Start of MATERIALS PROVIDED

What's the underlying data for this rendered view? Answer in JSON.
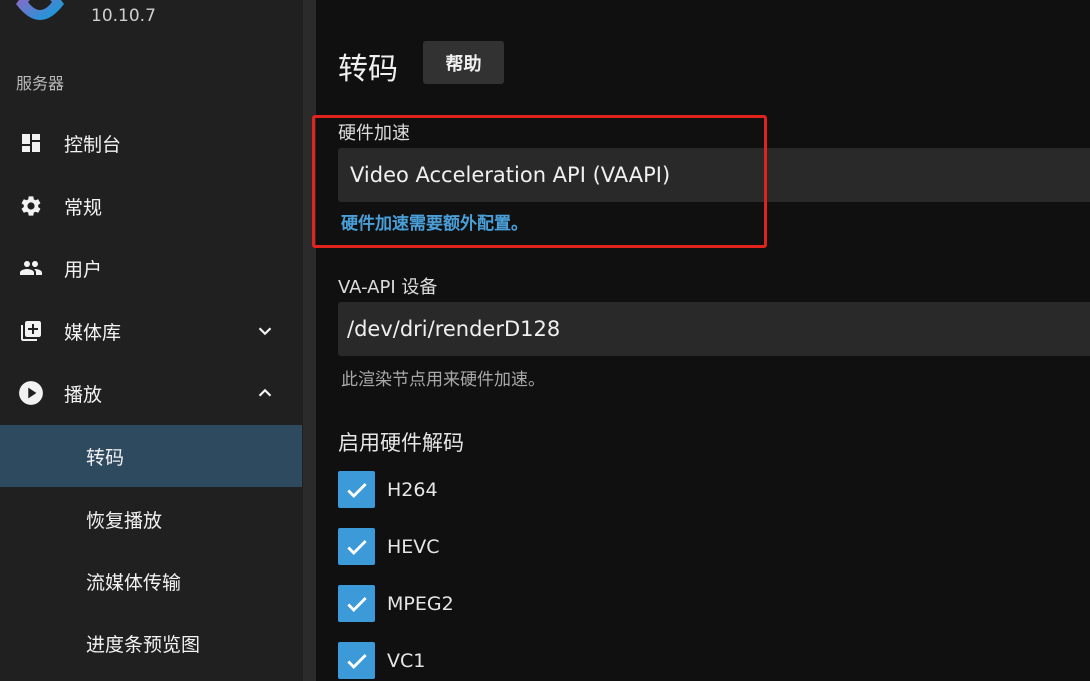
{
  "app": {
    "version": "10.10.7"
  },
  "sidebar": {
    "section_title": "服务器",
    "items": [
      {
        "label": "控制台",
        "icon": "dashboard-icon"
      },
      {
        "label": "常规",
        "icon": "gear-icon"
      },
      {
        "label": "用户",
        "icon": "users-icon"
      },
      {
        "label": "媒体库",
        "icon": "library-add-icon",
        "expanded": false
      },
      {
        "label": "播放",
        "icon": "play-circle-icon",
        "expanded": true
      }
    ],
    "sub_items": [
      {
        "label": "转码",
        "active": true
      },
      {
        "label": "恢复播放"
      },
      {
        "label": "流媒体传输"
      },
      {
        "label": "进度条预览图"
      }
    ]
  },
  "main": {
    "title": "转码",
    "help_label": "帮助",
    "hw_accel": {
      "label": "硬件加速",
      "value": "Video Acceleration API (VAAPI)",
      "hint": "硬件加速需要额外配置。"
    },
    "vaapi_device": {
      "label": "VA-API 设备",
      "value": "/dev/dri/renderD128",
      "hint": "此渲染节点用来硬件加速。"
    },
    "hw_decoding": {
      "title": "启用硬件解码",
      "codecs": [
        {
          "label": "H264",
          "checked": true
        },
        {
          "label": "HEVC",
          "checked": true
        },
        {
          "label": "MPEG2",
          "checked": true
        },
        {
          "label": "VC1",
          "checked": true
        }
      ]
    }
  },
  "colors": {
    "accent": "#3d9ad8",
    "link": "#4a9fd8",
    "highlight": "#e0231c",
    "active_item": "#2e4a5e"
  }
}
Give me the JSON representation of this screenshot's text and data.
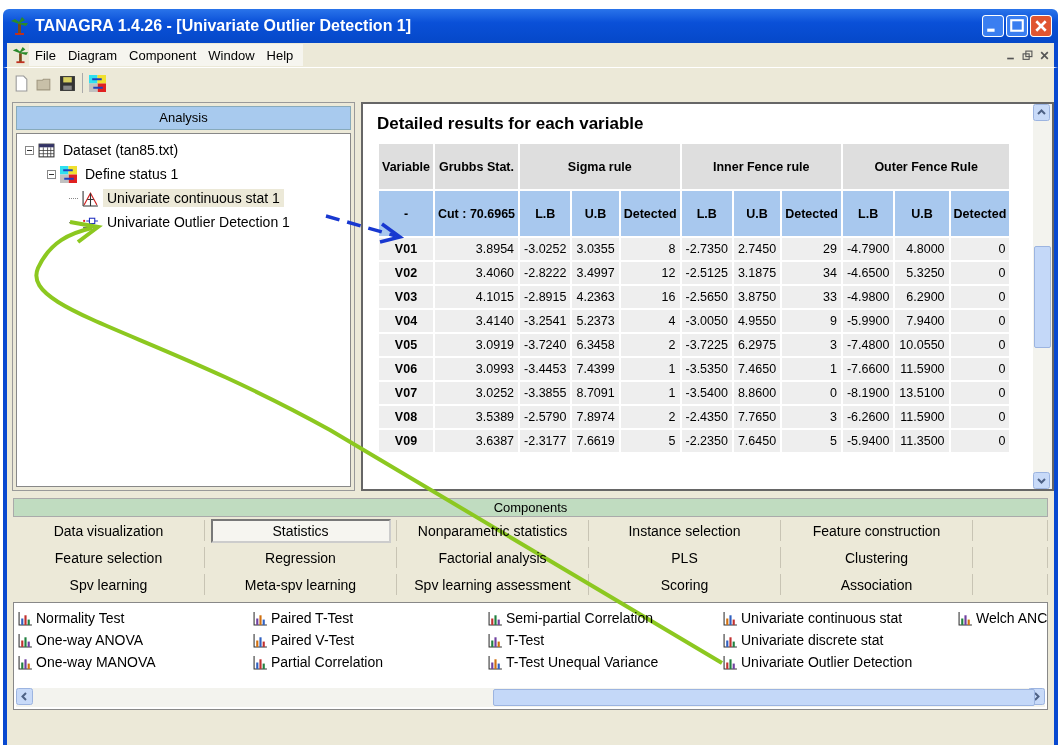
{
  "window": {
    "title": "TANAGRA 1.4.26 - [Univariate Outlier Detection 1]"
  },
  "menu": [
    "File",
    "Diagram",
    "Component",
    "Window",
    "Help"
  ],
  "analysis": {
    "title": "Analysis",
    "tree": [
      {
        "label": "Dataset (tan85.txt)",
        "kind": "dataset",
        "selected": false,
        "expanded": true,
        "children": [
          {
            "label": "Define status 1",
            "kind": "status",
            "selected": false,
            "expanded": true,
            "children": [
              {
                "label": "Univariate continuous stat 1",
                "kind": "stat",
                "selected": true
              },
              {
                "label": "Univariate Outlier Detection 1",
                "kind": "outlier",
                "selected": false
              }
            ]
          }
        ]
      }
    ]
  },
  "results": {
    "title": "Detailed results for each variable",
    "table": {
      "variable_header": "Variable",
      "grubbs_header": "Grubbs Stat.",
      "sub_variable": "-",
      "sub_grubbs": "Cut : 70.6965",
      "groups": [
        {
          "label": "Sigma rule",
          "columns": [
            "L.B",
            "U.B",
            "Detected"
          ]
        },
        {
          "label": "Inner Fence rule",
          "columns": [
            "L.B",
            "U.B",
            "Detected"
          ]
        },
        {
          "label": "Outer Fence Rule",
          "columns": [
            "L.B",
            "U.B",
            "Detected"
          ]
        }
      ],
      "rows": [
        {
          "variable": "V01",
          "values": [
            "3.8954",
            "-3.0252",
            "3.0355",
            "8",
            "-2.7350",
            "2.7450",
            "29",
            "-4.7900",
            "4.8000",
            "0"
          ]
        },
        {
          "variable": "V02",
          "values": [
            "3.4060",
            "-2.8222",
            "3.4997",
            "12",
            "-2.5125",
            "3.1875",
            "34",
            "-4.6500",
            "5.3250",
            "0"
          ]
        },
        {
          "variable": "V03",
          "values": [
            "4.1015",
            "-2.8915",
            "4.2363",
            "16",
            "-2.5650",
            "3.8750",
            "33",
            "-4.9800",
            "6.2900",
            "0"
          ]
        },
        {
          "variable": "V04",
          "values": [
            "3.4140",
            "-3.2541",
            "5.2373",
            "4",
            "-3.0050",
            "4.9550",
            "9",
            "-5.9900",
            "7.9400",
            "0"
          ]
        },
        {
          "variable": "V05",
          "values": [
            "3.0919",
            "-3.7240",
            "6.3458",
            "2",
            "-3.7225",
            "6.2975",
            "3",
            "-7.4800",
            "10.0550",
            "0"
          ]
        },
        {
          "variable": "V06",
          "values": [
            "3.0993",
            "-3.4453",
            "7.4399",
            "1",
            "-3.5350",
            "7.4650",
            "1",
            "-7.6600",
            "11.5900",
            "0"
          ]
        },
        {
          "variable": "V07",
          "values": [
            "3.0252",
            "-3.3855",
            "8.7091",
            "1",
            "-3.5400",
            "8.8600",
            "0",
            "-8.1900",
            "13.5100",
            "0"
          ]
        },
        {
          "variable": "V08",
          "values": [
            "3.5389",
            "-2.5790",
            "7.8974",
            "2",
            "-2.4350",
            "7.7650",
            "3",
            "-6.2600",
            "11.5900",
            "0"
          ]
        },
        {
          "variable": "V09",
          "values": [
            "3.6387",
            "-2.3177",
            "7.6619",
            "5",
            "-2.2350",
            "7.6450",
            "5",
            "-5.9400",
            "11.3500",
            "0"
          ]
        }
      ]
    }
  },
  "components": {
    "title": "Components",
    "tabs": [
      {
        "label": "Data visualization",
        "selected": false
      },
      {
        "label": "Statistics",
        "selected": true
      },
      {
        "label": "Nonparametric statistics",
        "selected": false
      },
      {
        "label": "Instance selection",
        "selected": false
      },
      {
        "label": "Feature construction",
        "selected": false
      },
      {
        "label": "Feature selection",
        "selected": false
      },
      {
        "label": "Regression",
        "selected": false
      },
      {
        "label": "Factorial analysis",
        "selected": false
      },
      {
        "label": "PLS",
        "selected": false
      },
      {
        "label": "Clustering",
        "selected": false
      },
      {
        "label": "Spv learning",
        "selected": false
      },
      {
        "label": "Meta-spv learning",
        "selected": false
      },
      {
        "label": "Spv learning assessment",
        "selected": false
      },
      {
        "label": "Scoring",
        "selected": false
      },
      {
        "label": "Association",
        "selected": false
      }
    ],
    "items": [
      "Normality Test",
      "One-way ANOVA",
      "One-way MANOVA",
      "Paired T-Test",
      "Paired V-Test",
      "Partial Correlation",
      "Semi-partial Correlation",
      "T-Test",
      "T-Test Unequal Variance",
      "Univariate continuous stat",
      "Univariate discrete stat",
      "Univariate Outlier Detection",
      "Welch ANC"
    ]
  }
}
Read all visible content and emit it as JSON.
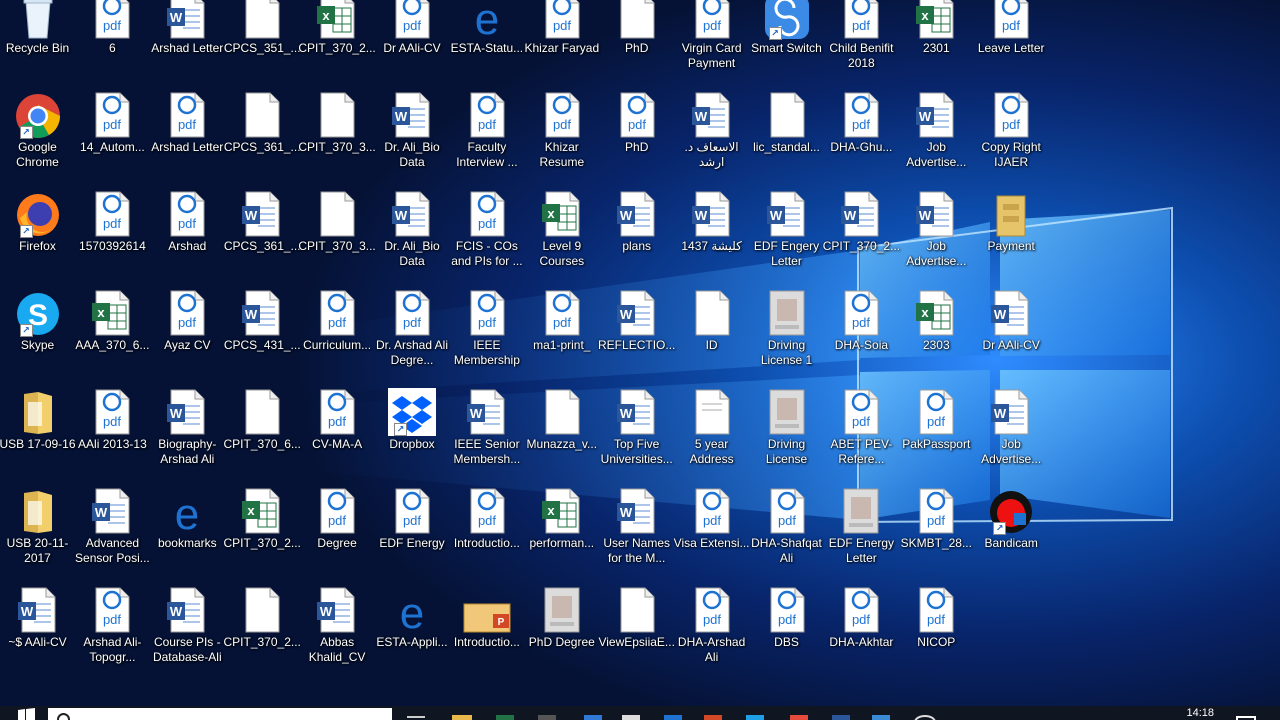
{
  "desktop": {
    "icons": [
      {
        "label": "Recycle Bin",
        "type": "recycle",
        "col": 0,
        "row": 0
      },
      {
        "label": "6",
        "type": "pdf",
        "col": 1,
        "row": 0
      },
      {
        "label": "Arshad Letter",
        "type": "word",
        "col": 2,
        "row": 0
      },
      {
        "label": "CPCS_351_...",
        "type": "blank",
        "col": 3,
        "row": 0
      },
      {
        "label": "CPIT_370_2...",
        "type": "excel",
        "col": 4,
        "row": 0
      },
      {
        "label": "Dr AAli-CV",
        "type": "pdf",
        "col": 5,
        "row": 0
      },
      {
        "label": "ESTA-Statu...",
        "type": "edge",
        "col": 6,
        "row": 0
      },
      {
        "label": "Khizar Faryad",
        "type": "pdf",
        "col": 7,
        "row": 0
      },
      {
        "label": "PhD",
        "type": "blank",
        "col": 8,
        "row": 0
      },
      {
        "label": "Virgin Card Payment",
        "type": "pdf",
        "col": 9,
        "row": 0
      },
      {
        "label": "Smart Switch",
        "type": "smartswitch",
        "col": 10,
        "row": 0
      },
      {
        "label": "Child Benifit 2018",
        "type": "pdf",
        "col": 11,
        "row": 0
      },
      {
        "label": "2301",
        "type": "excel",
        "col": 12,
        "row": 0
      },
      {
        "label": "Leave Letter",
        "type": "pdf",
        "col": 13,
        "row": 0
      },
      {
        "label": "Google Chrome",
        "type": "chrome",
        "col": 0,
        "row": 1
      },
      {
        "label": "14_Autom...",
        "type": "pdf",
        "col": 1,
        "row": 1
      },
      {
        "label": "Arshad Letter",
        "type": "pdf",
        "col": 2,
        "row": 1
      },
      {
        "label": "CPCS_361_...",
        "type": "blank",
        "col": 3,
        "row": 1
      },
      {
        "label": "CPIT_370_3...",
        "type": "blank",
        "col": 4,
        "row": 1
      },
      {
        "label": "Dr. Ali_Bio Data",
        "type": "word",
        "col": 5,
        "row": 1
      },
      {
        "label": "Faculty Interview ...",
        "type": "pdf",
        "col": 6,
        "row": 1
      },
      {
        "label": "Khizar Resume",
        "type": "pdf",
        "col": 7,
        "row": 1
      },
      {
        "label": "PhD",
        "type": "pdf",
        "col": 8,
        "row": 1
      },
      {
        "label": "الاسعاف د. ارشد",
        "type": "word",
        "col": 9,
        "row": 1
      },
      {
        "label": "lic_standal...",
        "type": "blank",
        "col": 10,
        "row": 1
      },
      {
        "label": "DHA-Ghu...",
        "type": "pdf",
        "col": 11,
        "row": 1
      },
      {
        "label": "Job Advertise...",
        "type": "word",
        "col": 12,
        "row": 1
      },
      {
        "label": "Copy Right IJAER",
        "type": "pdf",
        "col": 13,
        "row": 1
      },
      {
        "label": "Firefox",
        "type": "firefox",
        "col": 0,
        "row": 2
      },
      {
        "label": "1570392614",
        "type": "pdf",
        "col": 1,
        "row": 2
      },
      {
        "label": "Arshad",
        "type": "pdf",
        "col": 2,
        "row": 2
      },
      {
        "label": "CPCS_361_...",
        "type": "word",
        "col": 3,
        "row": 2
      },
      {
        "label": "CPIT_370_3...",
        "type": "blank",
        "col": 4,
        "row": 2
      },
      {
        "label": "Dr. Ali_Bio Data",
        "type": "word",
        "col": 5,
        "row": 2
      },
      {
        "label": "FCIS - COs and PIs for ...",
        "type": "pdf",
        "col": 6,
        "row": 2
      },
      {
        "label": "Level 9 Courses",
        "type": "excel",
        "col": 7,
        "row": 2
      },
      {
        "label": "plans",
        "type": "word",
        "col": 8,
        "row": 2
      },
      {
        "label": "1437 كليشة",
        "type": "word",
        "col": 9,
        "row": 2
      },
      {
        "label": "EDF Engery Letter",
        "type": "word",
        "col": 10,
        "row": 2
      },
      {
        "label": "CPIT_370_2...",
        "type": "word",
        "col": 11,
        "row": 2
      },
      {
        "label": "Job Advertise...",
        "type": "word",
        "col": 12,
        "row": 2
      },
      {
        "label": "Payment",
        "type": "cabinet",
        "col": 13,
        "row": 2
      },
      {
        "label": "Skype",
        "type": "skype",
        "col": 0,
        "row": 3
      },
      {
        "label": "AAA_370_6...",
        "type": "excel",
        "col": 1,
        "row": 3
      },
      {
        "label": "Ayaz CV",
        "type": "pdf",
        "col": 2,
        "row": 3
      },
      {
        "label": "CPCS_431_...",
        "type": "word",
        "col": 3,
        "row": 3
      },
      {
        "label": "Curriculum...",
        "type": "pdf",
        "col": 4,
        "row": 3
      },
      {
        "label": "Dr. Arshad Ali Degre...",
        "type": "pdf",
        "col": 5,
        "row": 3
      },
      {
        "label": "IEEE Membership",
        "type": "pdf",
        "col": 6,
        "row": 3
      },
      {
        "label": "ma1-print_",
        "type": "pdf",
        "col": 7,
        "row": 3
      },
      {
        "label": "REFLECTIO...",
        "type": "word",
        "col": 8,
        "row": 3
      },
      {
        "label": "ID",
        "type": "blank",
        "col": 9,
        "row": 3
      },
      {
        "label": "Driving License 1",
        "type": "image",
        "col": 10,
        "row": 3
      },
      {
        "label": "DHA-Soia",
        "type": "pdf",
        "col": 11,
        "row": 3
      },
      {
        "label": "2303",
        "type": "excel",
        "col": 12,
        "row": 3
      },
      {
        "label": "Dr AAli-CV",
        "type": "word",
        "col": 13,
        "row": 3
      },
      {
        "label": "USB 17-09-16",
        "type": "folder",
        "col": 0,
        "row": 4
      },
      {
        "label": "AAli 2013-13",
        "type": "pdf",
        "col": 1,
        "row": 4
      },
      {
        "label": "Biography-Arshad Ali",
        "type": "word",
        "col": 2,
        "row": 4
      },
      {
        "label": "CPIT_370_6...",
        "type": "blank",
        "col": 3,
        "row": 4
      },
      {
        "label": "CV-MA-A",
        "type": "pdf",
        "col": 4,
        "row": 4
      },
      {
        "label": "Dropbox",
        "type": "dropbox",
        "col": 5,
        "row": 4
      },
      {
        "label": "IEEE Senior Membersh...",
        "type": "word",
        "col": 6,
        "row": 4
      },
      {
        "label": "Munazza_v...",
        "type": "blank",
        "col": 7,
        "row": 4
      },
      {
        "label": "Top Five Universities...",
        "type": "word",
        "col": 8,
        "row": 4
      },
      {
        "label": "5 year Address",
        "type": "doc",
        "col": 9,
        "row": 4
      },
      {
        "label": "Driving License",
        "type": "image",
        "col": 10,
        "row": 4
      },
      {
        "label": "ABET PEV-Refere...",
        "type": "pdf",
        "col": 11,
        "row": 4
      },
      {
        "label": "PakPassport",
        "type": "pdf",
        "col": 12,
        "row": 4
      },
      {
        "label": "Job Advertise...",
        "type": "word",
        "col": 13,
        "row": 4
      },
      {
        "label": "USB 20-11-2017",
        "type": "folder",
        "col": 0,
        "row": 5
      },
      {
        "label": "Advanced Sensor Posi...",
        "type": "word",
        "col": 1,
        "row": 5
      },
      {
        "label": "bookmarks",
        "type": "edge",
        "col": 2,
        "row": 5
      },
      {
        "label": "CPIT_370_2...",
        "type": "excel",
        "col": 3,
        "row": 5
      },
      {
        "label": "Degree",
        "type": "pdf",
        "col": 4,
        "row": 5
      },
      {
        "label": "EDF Energy",
        "type": "pdf",
        "col": 5,
        "row": 5
      },
      {
        "label": "Introductio...",
        "type": "pdf",
        "col": 6,
        "row": 5
      },
      {
        "label": "performan...",
        "type": "excel",
        "col": 7,
        "row": 5
      },
      {
        "label": "User Names for the M...",
        "type": "word",
        "col": 8,
        "row": 5
      },
      {
        "label": "Visa Extensi...",
        "type": "pdf",
        "col": 9,
        "row": 5
      },
      {
        "label": "DHA-Shafqat Ali",
        "type": "pdf",
        "col": 10,
        "row": 5
      },
      {
        "label": "EDF Energy Letter",
        "type": "image",
        "col": 11,
        "row": 5
      },
      {
        "label": "SKMBT_28...",
        "type": "pdf",
        "col": 12,
        "row": 5
      },
      {
        "label": "Bandicam",
        "type": "bandicam",
        "col": 13,
        "row": 5
      },
      {
        "label": "~$ AAli-CV",
        "type": "word",
        "col": 0,
        "row": 6
      },
      {
        "label": "Arshad Ali-Topogr...",
        "type": "pdf",
        "col": 1,
        "row": 6
      },
      {
        "label": "Course PIs - Database-Ali",
        "type": "word",
        "col": 2,
        "row": 6
      },
      {
        "label": "CPIT_370_2...",
        "type": "blank",
        "col": 3,
        "row": 6
      },
      {
        "label": "Abbas Khalid_CV",
        "type": "word",
        "col": 4,
        "row": 6
      },
      {
        "label": "ESTA-Appli...",
        "type": "edge",
        "col": 5,
        "row": 6
      },
      {
        "label": "Introductio...",
        "type": "ppt",
        "col": 6,
        "row": 6
      },
      {
        "label": "PhD Degree",
        "type": "image",
        "col": 7,
        "row": 6
      },
      {
        "label": "ViewEpsiiaE...",
        "type": "blank",
        "col": 8,
        "row": 6
      },
      {
        "label": "DHA-Arshad Ali",
        "type": "pdf",
        "col": 9,
        "row": 6
      },
      {
        "label": "DBS",
        "type": "pdf",
        "col": 10,
        "row": 6
      },
      {
        "label": "DHA-Akhtar",
        "type": "pdf",
        "col": 11,
        "row": 6
      },
      {
        "label": "NICOP",
        "type": "pdf",
        "col": 12,
        "row": 6
      }
    ]
  },
  "taskbar": {
    "clock_time": "14:18"
  },
  "icon_text": {
    "pdf": "pdf",
    "excel": "x",
    "word": "W",
    "edge": "e"
  },
  "colors": {
    "pdf_blue": "#1e73d2",
    "word_blue": "#2b579a",
    "excel_green": "#217346",
    "wallpaper_dark": "#06142f",
    "wallpaper_glow": "#2aa0ff"
  }
}
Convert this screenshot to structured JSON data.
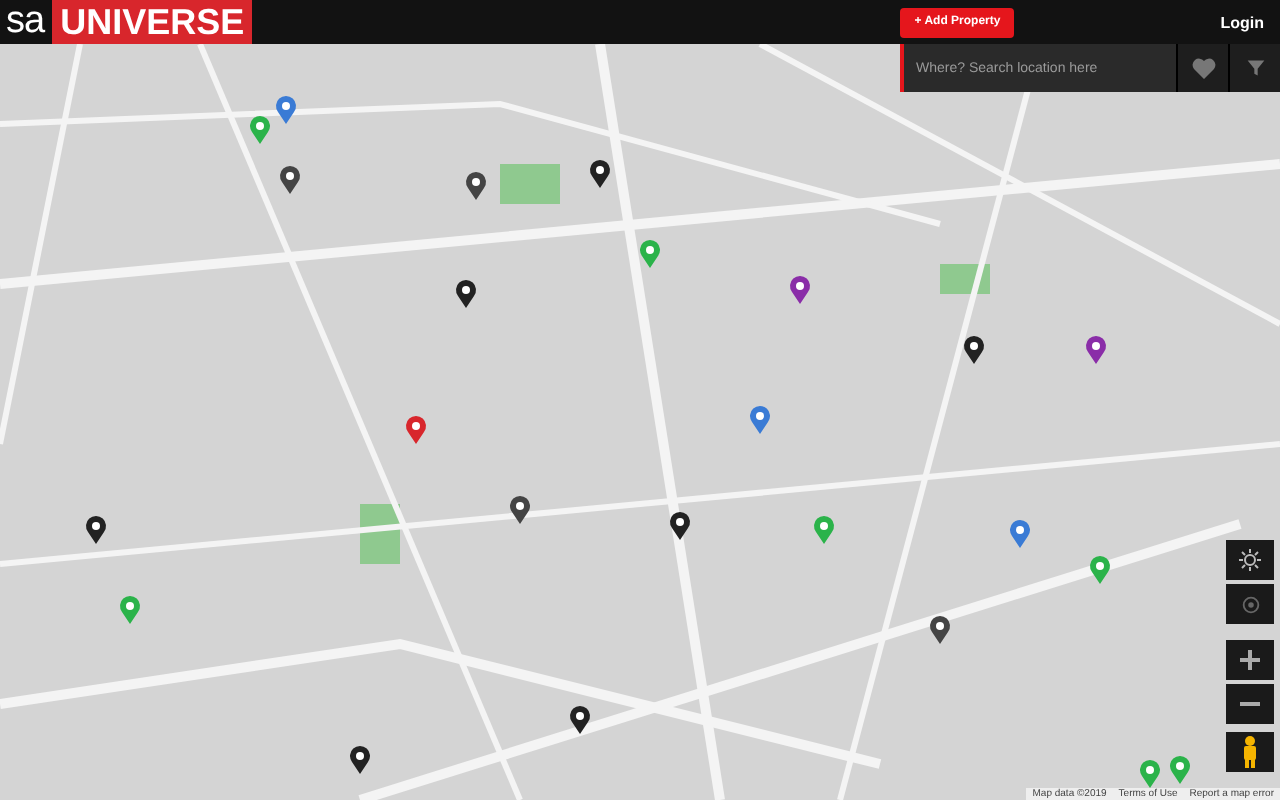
{
  "header": {
    "logo_prefix": "sa",
    "logo_name": "UNIVERSE",
    "add_button": "+ Add Property",
    "login": "Login"
  },
  "search": {
    "placeholder": "Where? Search location here"
  },
  "map_footer": [
    "Map data ©2019",
    "Terms of Use",
    "Report a map error"
  ]
}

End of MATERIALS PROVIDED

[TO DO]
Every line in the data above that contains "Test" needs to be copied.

[OUTPUT OF THE EXERCISE]
      "Normality Test",
      "Paired T-Test",
      "Paired V-Test",
      "T-Test",
      "T-Test Unequal Variance",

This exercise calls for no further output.